Chief Constable Hugh Orde has said he never intended to cast doubt on the Bloody Sunday inquiry.
The inquiry is examining the events of Bloody Sunday
Mr Orde earlier said the Saville Inquiry was "a waste of money".
He said society needed to draw a line under its history in an interview with the Financial Times newspaper on Tuesday.
He said the Saville Tribunal was unlikely to satisfy the families or any of the other groups involved.
The chief constable was responding to Sinn Fein demands that the police ombudsman be given powers to investigate all allegations of past misdeeds by officers.
He obviously doesn't understand the relatives' feelings and how much it matters to them in determining the truth
Michael McKinney Victim's brother
The inquiry is examining the events of 30 January 1972 when 13 civilians were shot dead by British Army soldiers during a civil rights march in the city.
A 14th person died later.
Mr Orde was quoted in the paper as saying: "Apart from making lawyers millionaires, will it satisfy the families? I don't think so."
He added the inquiry costs would pay for two police colleges.
However, in a statement released later on Tuesday, Mr Orde said it was important to find out the truth about what happened on Bloody Sunday and "it certainly was not my intention to cast doubts on the legitimacy of that inquiry".
"Society has a responsibility to find out what has happened in historical cases, but we must also meet the needs of the present.
"There are a growing number of calls for investigations into historical cases, and what I was saying is that perhaps now is the time to look again at how we go about establishing the truth and meeting the needs of victims and their families."
SDLP leader Mark Durkan said: "On this issue the chief constable has displayed insensitivity and ignornace that has not marked his contribution up until now.
"His comments are not just hurtful to many, but damaging to himself and should be withdrawn."
The tribunal, is due to resume in London next week, but it will be the middle of next year at the earliest before Lord Saville is due to complete his report.
Search for justice
Last year, Northern Ireland Office minister Des Browne said the total cost of the inquiry could be more than £126m.
Mickey McKinney, 51, whose brother William was one of those killed said: "Once this tribunal begins getting at the truth - and I think it is getting at some of it - the only battering ram the critics have is the costs.
"I'm astonished he should make those remarks.
"He obviously doesn't understand the relatives' feelings and how much it matters to them in determining the truth and our request for a declaration of innocence for all our people."
SDLP policing spokesman Alex Attwood questioned the chief constable's judgement.
"There is a real concern that the tribunal will not expose the truth and that families and others will not be satisfied," he said.
"The truth however must prevail.

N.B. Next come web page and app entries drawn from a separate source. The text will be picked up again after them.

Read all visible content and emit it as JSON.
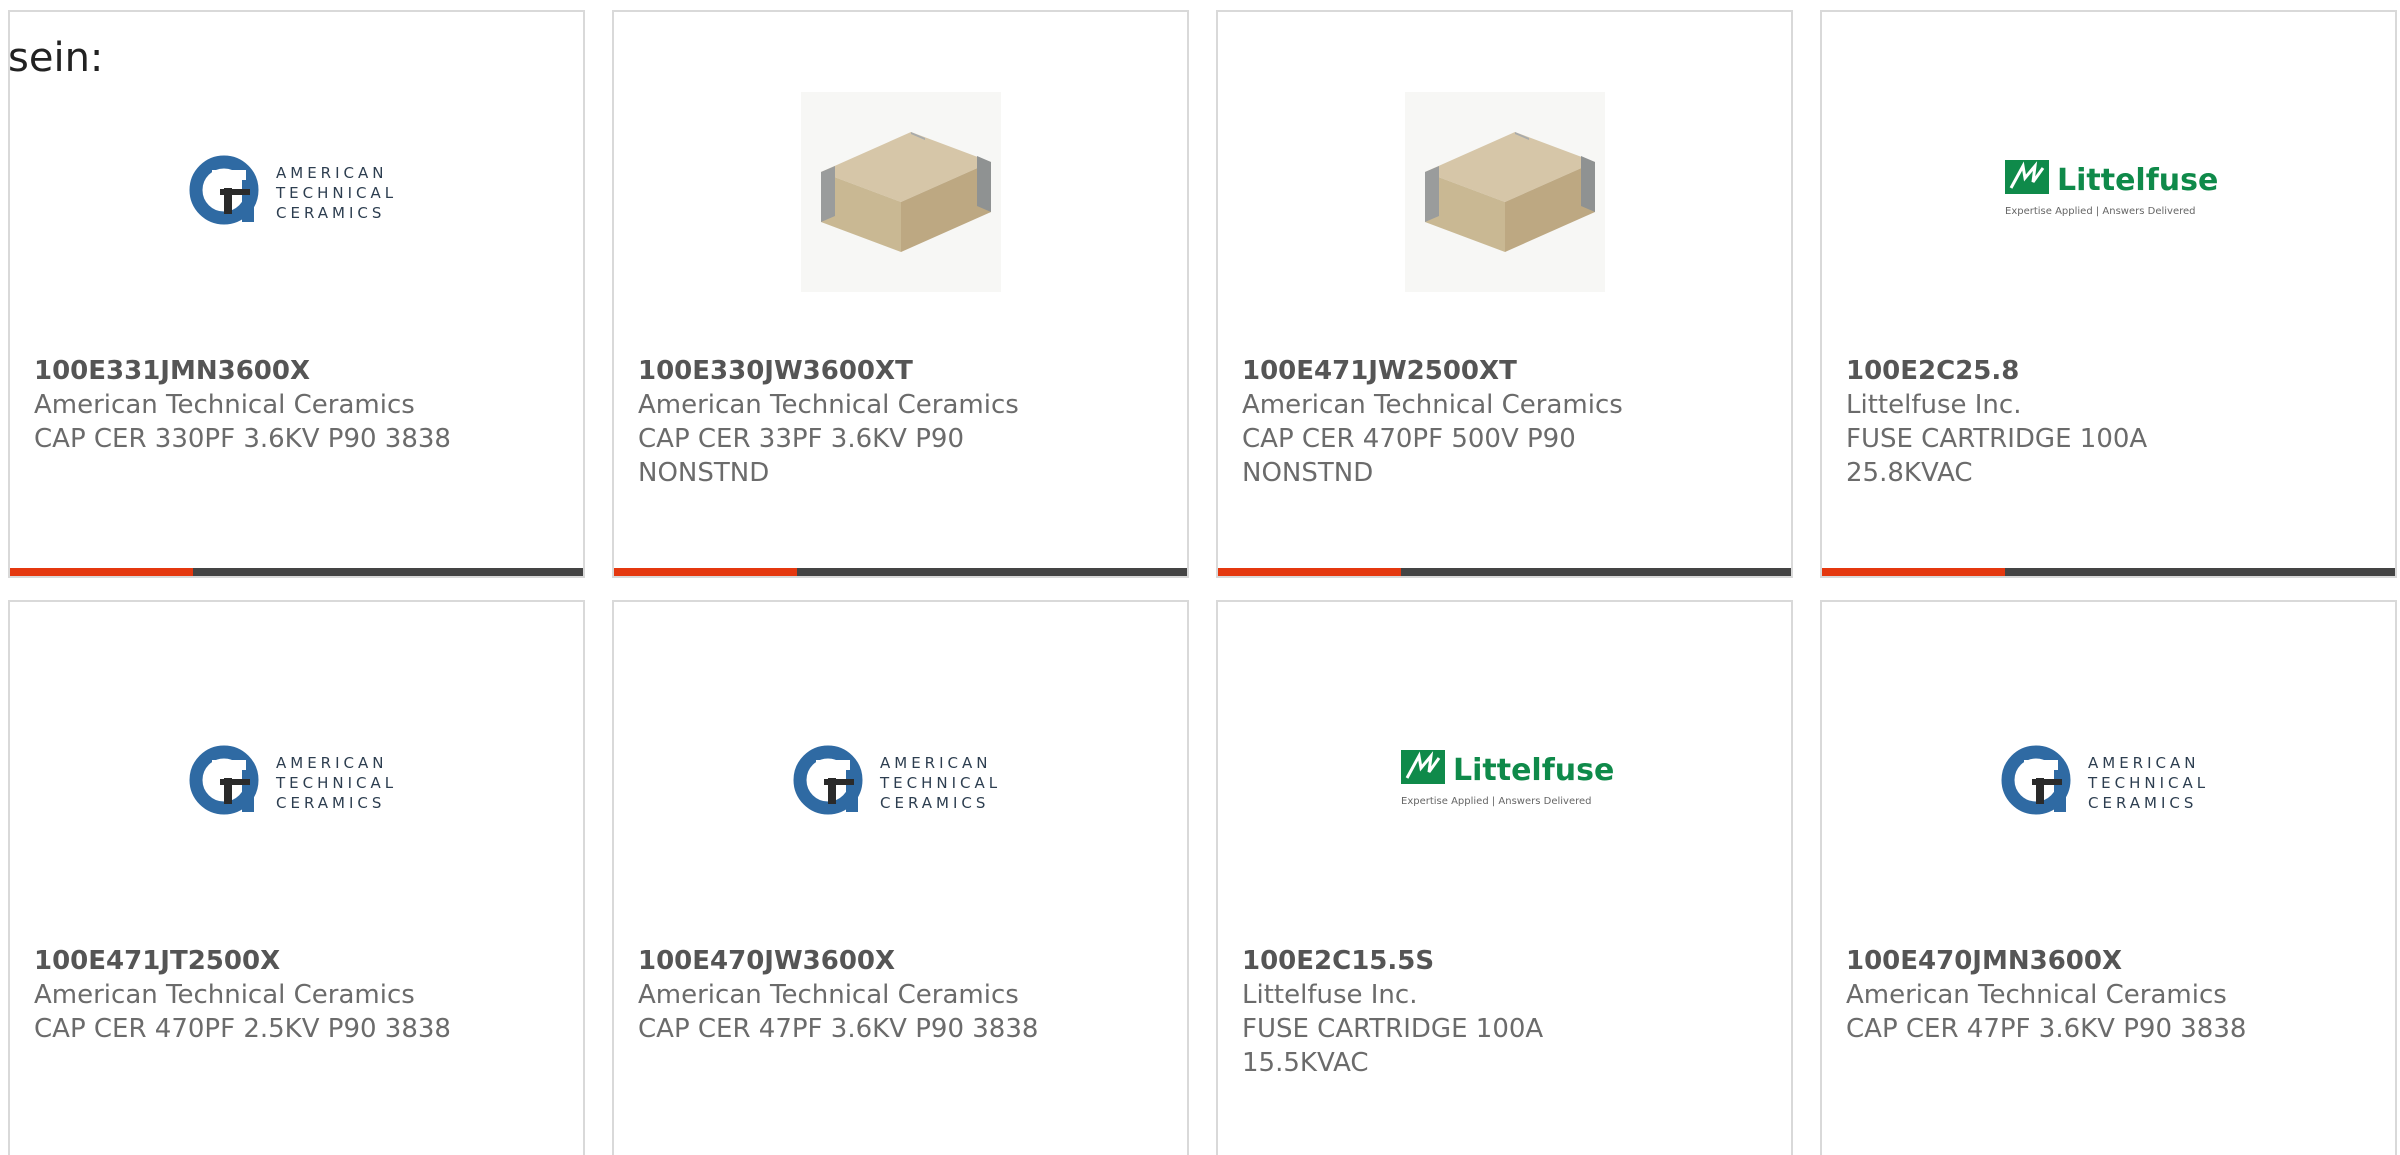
{
  "intro_text": "sein:",
  "logo_text": {
    "atc_lines": [
      "AMERICAN",
      "TECHNICAL",
      "CERAMICS"
    ],
    "littelfuse_name": "Littelfuse",
    "littelfuse_tagline": "Expertise Applied | Answers Delivered"
  },
  "colors": {
    "accent": "#e4380f",
    "bar": "#444444",
    "littelfuse_green": "#0f8a4a",
    "atc_blue": "#2f6aa3"
  },
  "products": [
    {
      "part_number": "100E331JMN3600X",
      "manufacturer": "American Technical Ceramics",
      "description": "CAP CER 330PF 3.6KV P90 3838",
      "image": "atc-logo"
    },
    {
      "part_number": "100E330JW3600XT",
      "manufacturer": "American Technical Ceramics",
      "description": "CAP CER 33PF 3.6KV P90 NONSTND",
      "image": "capacitor-chip"
    },
    {
      "part_number": "100E471JW2500XT",
      "manufacturer": "American Technical Ceramics",
      "description": "CAP CER 470PF 500V P90 NONSTND",
      "image": "capacitor-chip"
    },
    {
      "part_number": "100E2C25.8",
      "manufacturer": "Littelfuse Inc.",
      "description": "FUSE CARTRIDGE 100A 25.8KVAC",
      "image": "littelfuse-logo"
    },
    {
      "part_number": "100E471JT2500X",
      "manufacturer": "American Technical Ceramics",
      "description": "CAP CER 470PF 2.5KV P90 3838",
      "image": "atc-logo"
    },
    {
      "part_number": "100E470JW3600X",
      "manufacturer": "American Technical Ceramics",
      "description": "CAP CER 47PF 3.6KV P90 3838",
      "image": "atc-logo"
    },
    {
      "part_number": "100E2C15.5S",
      "manufacturer": "Littelfuse Inc.",
      "description": "FUSE CARTRIDGE 100A 15.5KVAC",
      "image": "littelfuse-logo"
    },
    {
      "part_number": "100E470JMN3600X",
      "manufacturer": "American Technical Ceramics",
      "description": "CAP CER 47PF 3.6KV P90 3838",
      "image": "atc-logo"
    }
  ]
}
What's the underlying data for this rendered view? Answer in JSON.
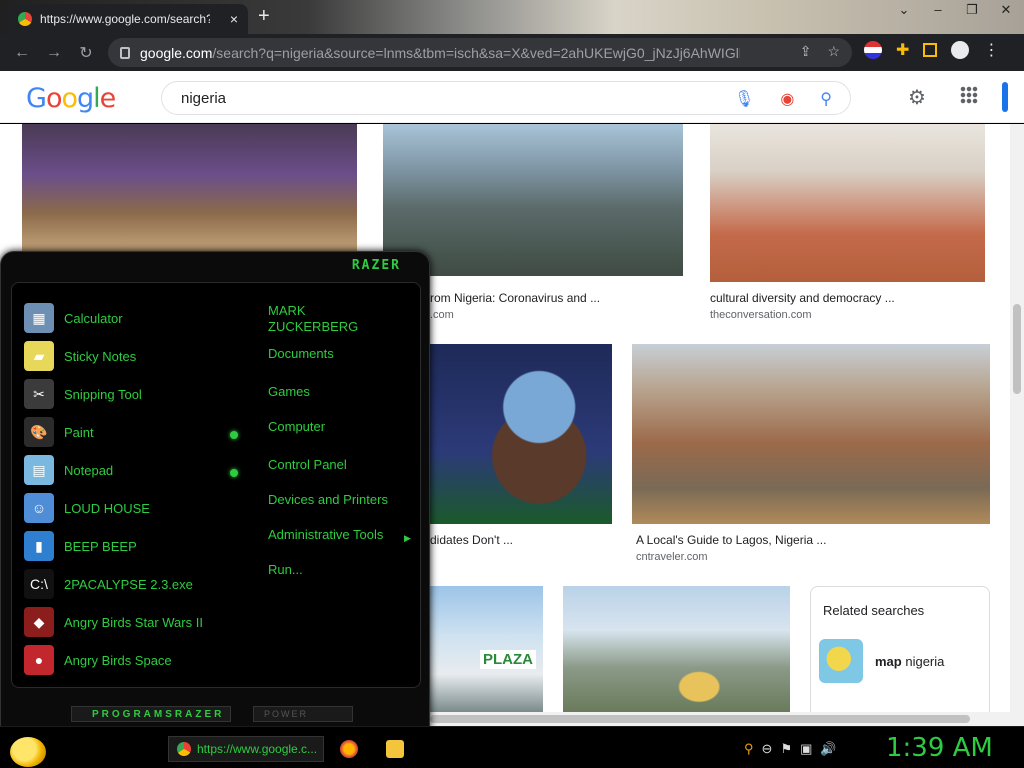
{
  "browser": {
    "tab_title": "https://www.google.com/search?q=nigeria",
    "tab_close": "×",
    "new_tab": "+",
    "window_controls": [
      "⌄",
      "–",
      "❐",
      "✕"
    ],
    "url_domain": "google.com",
    "url_path": "/search?q=nigeria&source=lnms&tbm=isch&sa=X&ved=2ahUKEwjG0_jNzJj6AhWIGlkFH...",
    "nav": [
      "←",
      "→",
      "↻"
    ]
  },
  "google": {
    "logo": [
      "G",
      "o",
      "o",
      "g",
      "l",
      "e"
    ],
    "logo_colors": [
      "#4285F4",
      "#EA4335",
      "#FBBC05",
      "#4285F4",
      "#34A853",
      "#EA4335"
    ],
    "query": "nigeria"
  },
  "results": [
    {
      "caption": "rom Nigeria: Coronavirus and ...",
      "site": ".com"
    },
    {
      "caption": "cultural diversity and democracy ...",
      "site": "theconversation.com"
    },
    {
      "caption": "didates Don't ...",
      "site": ""
    },
    {
      "caption": "A Local's Guide to Lagos, Nigeria ...",
      "site": "cntraveler.com"
    }
  ],
  "plaza_sign": "PLAZA",
  "related": {
    "title": "Related searches",
    "item_bold": "map",
    "item_rest": " nigeria"
  },
  "startmenu": {
    "brand": "RAZER",
    "programs": [
      {
        "label": "Calculator",
        "icon": "calculator-icon",
        "glyph": "▦",
        "bg": "#6d8fb3"
      },
      {
        "label": "Sticky Notes",
        "icon": "sticky-notes-icon",
        "glyph": "▰",
        "bg": "#e8d85a"
      },
      {
        "label": "Snipping Tool",
        "icon": "snipping-tool-icon",
        "glyph": "✂",
        "bg": "#3b3b3b"
      },
      {
        "label": "Paint",
        "icon": "paint-icon",
        "glyph": "🎨",
        "bg": "#2b2b2b"
      },
      {
        "label": "Notepad",
        "icon": "notepad-icon",
        "glyph": "▤",
        "bg": "#7ab8e0"
      },
      {
        "label": "LOUD HOUSE",
        "icon": "loud-house-icon",
        "glyph": "☺",
        "bg": "#4f8ed6"
      },
      {
        "label": "BEEP BEEP",
        "icon": "beep-beep-icon",
        "glyph": "▮",
        "bg": "#2f7fd1"
      },
      {
        "label": "2PACALYPSE 2.3.exe",
        "icon": "console-icon",
        "glyph": "C:\\",
        "bg": "#111"
      },
      {
        "label": "Angry Birds Star Wars II",
        "icon": "angry-birds-star-wars-icon",
        "glyph": "◆",
        "bg": "#8b1d1d"
      },
      {
        "label": "Angry Birds Space",
        "icon": "angry-birds-space-icon",
        "glyph": "●",
        "bg": "#c2272d"
      }
    ],
    "links": [
      "MARK ZUCKERBERG",
      "Documents",
      "Games",
      "Computer",
      "Control Panel",
      "Devices and Printers",
      "Administrative Tools",
      "Run..."
    ],
    "programs_button": "PROGRAMS",
    "programs_brand": "RAZER",
    "power_button": "POWER"
  },
  "taskbar": {
    "chrome_item": "https://www.google.c...",
    "clock": "1:39 AM",
    "tray": [
      "⚲",
      "⊖",
      "⚑",
      "▣",
      "🔊"
    ]
  }
}
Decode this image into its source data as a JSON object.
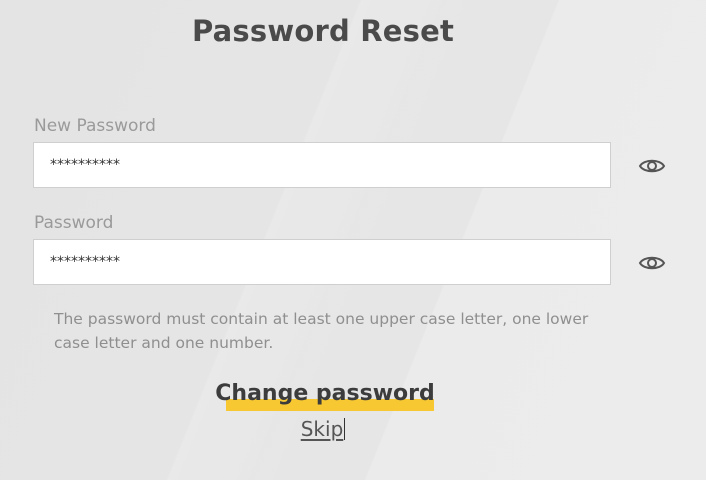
{
  "page": {
    "title": "Password Reset"
  },
  "form": {
    "new_password": {
      "label": "New Password",
      "value": "**********",
      "toggle_icon": "eye-icon"
    },
    "password": {
      "label": "Password",
      "value": "**********",
      "toggle_icon": "eye-icon"
    },
    "hint": "The password must contain at least one upper case letter, one lower case letter and one number.",
    "submit_label": "Change password",
    "skip_label": "Skip"
  },
  "colors": {
    "accent": "#f8c832",
    "text": "#4a4a4a",
    "muted": "#9a9a9a",
    "background": "#e9e9e9"
  }
}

"It is important for all leaders in the north, including the chief constable to more fully acknowledge this requirement.
"Failure to do so is hurtful to families and unhelpful to creating a just society."
Sinn Fein chairperson Mitchel McLaughlin described Mr Orde's comments as a "complete red herring".
"The fact is that inquiries need not cost anything and the British Government must face up to the actions of its agents," he said.
Lord Saville of Newdigate and the commonwealth judges accompanying him on the Bloody Sunday inquiry began their work nearly four years ago.
They are not expected to report back until 2004.
The Bloody Sunday inquiry was established in 1998 by Prime Minister Tony Blair after a campaign by families of those killed and injured.
They felt that the Widgery Inquiry, held shortly after the shootings, did not find out the truth about what happened on Bloody Sunday.